YOUR ASSIGNMENT: Only the number is wanted: how many lines below contain "icon"?

RECORDS SUPPLIED:
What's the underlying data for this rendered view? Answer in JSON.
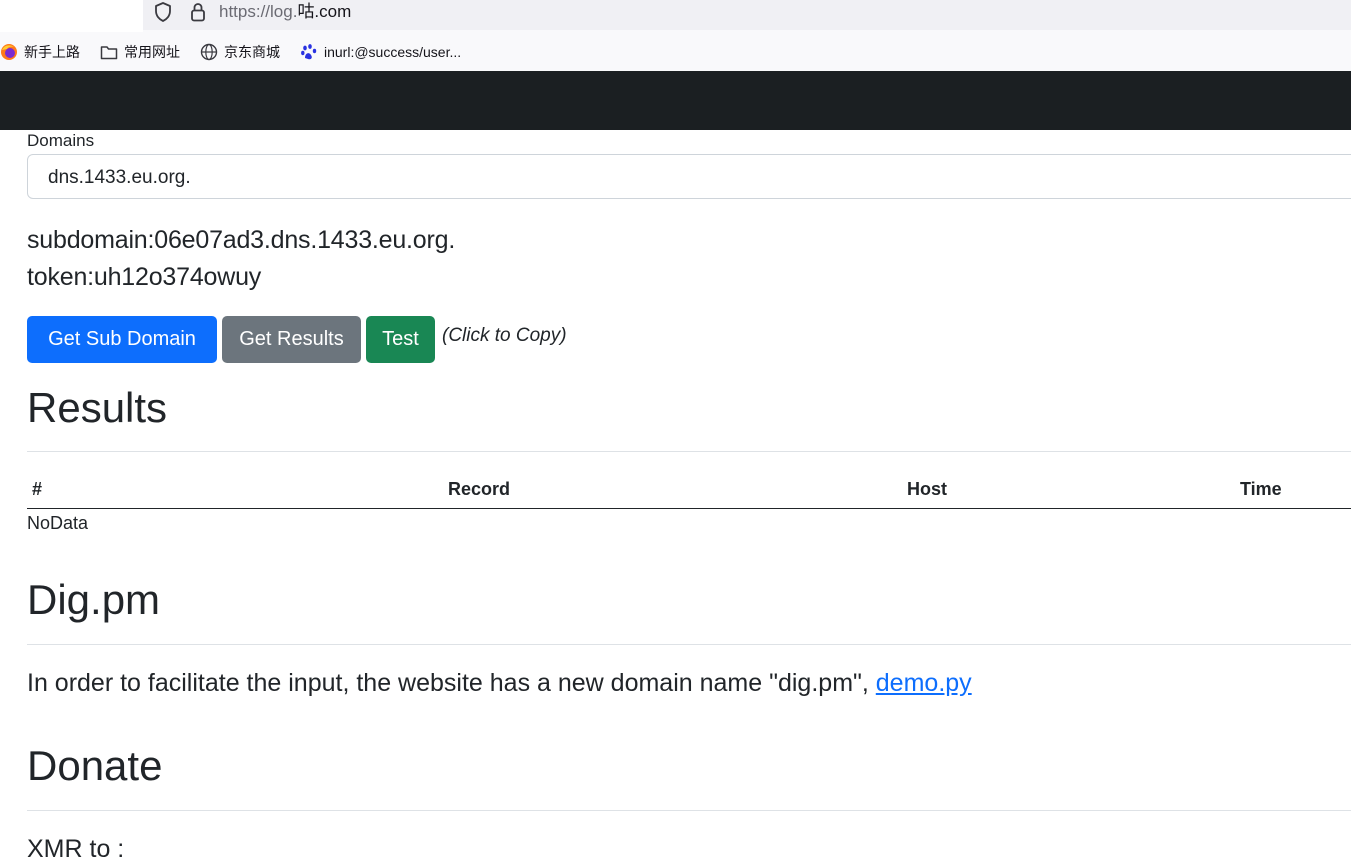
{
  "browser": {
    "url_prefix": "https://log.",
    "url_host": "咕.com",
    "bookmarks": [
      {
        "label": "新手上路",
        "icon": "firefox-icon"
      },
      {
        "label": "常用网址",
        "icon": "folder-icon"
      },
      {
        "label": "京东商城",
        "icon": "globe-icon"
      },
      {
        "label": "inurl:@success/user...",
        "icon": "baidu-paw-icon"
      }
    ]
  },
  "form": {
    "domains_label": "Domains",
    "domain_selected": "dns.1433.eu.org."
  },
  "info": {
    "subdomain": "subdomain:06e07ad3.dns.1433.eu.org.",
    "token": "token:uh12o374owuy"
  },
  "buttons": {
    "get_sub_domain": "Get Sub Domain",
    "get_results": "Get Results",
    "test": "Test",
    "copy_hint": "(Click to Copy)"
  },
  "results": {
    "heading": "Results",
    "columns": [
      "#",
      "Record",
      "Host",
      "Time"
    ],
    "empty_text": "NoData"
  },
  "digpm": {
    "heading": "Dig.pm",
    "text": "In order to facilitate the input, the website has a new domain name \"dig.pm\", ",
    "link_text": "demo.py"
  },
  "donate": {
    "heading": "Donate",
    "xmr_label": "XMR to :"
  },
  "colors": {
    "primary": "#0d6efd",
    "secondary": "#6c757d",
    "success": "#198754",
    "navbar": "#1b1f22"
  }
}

SOLUTION BELOW: 4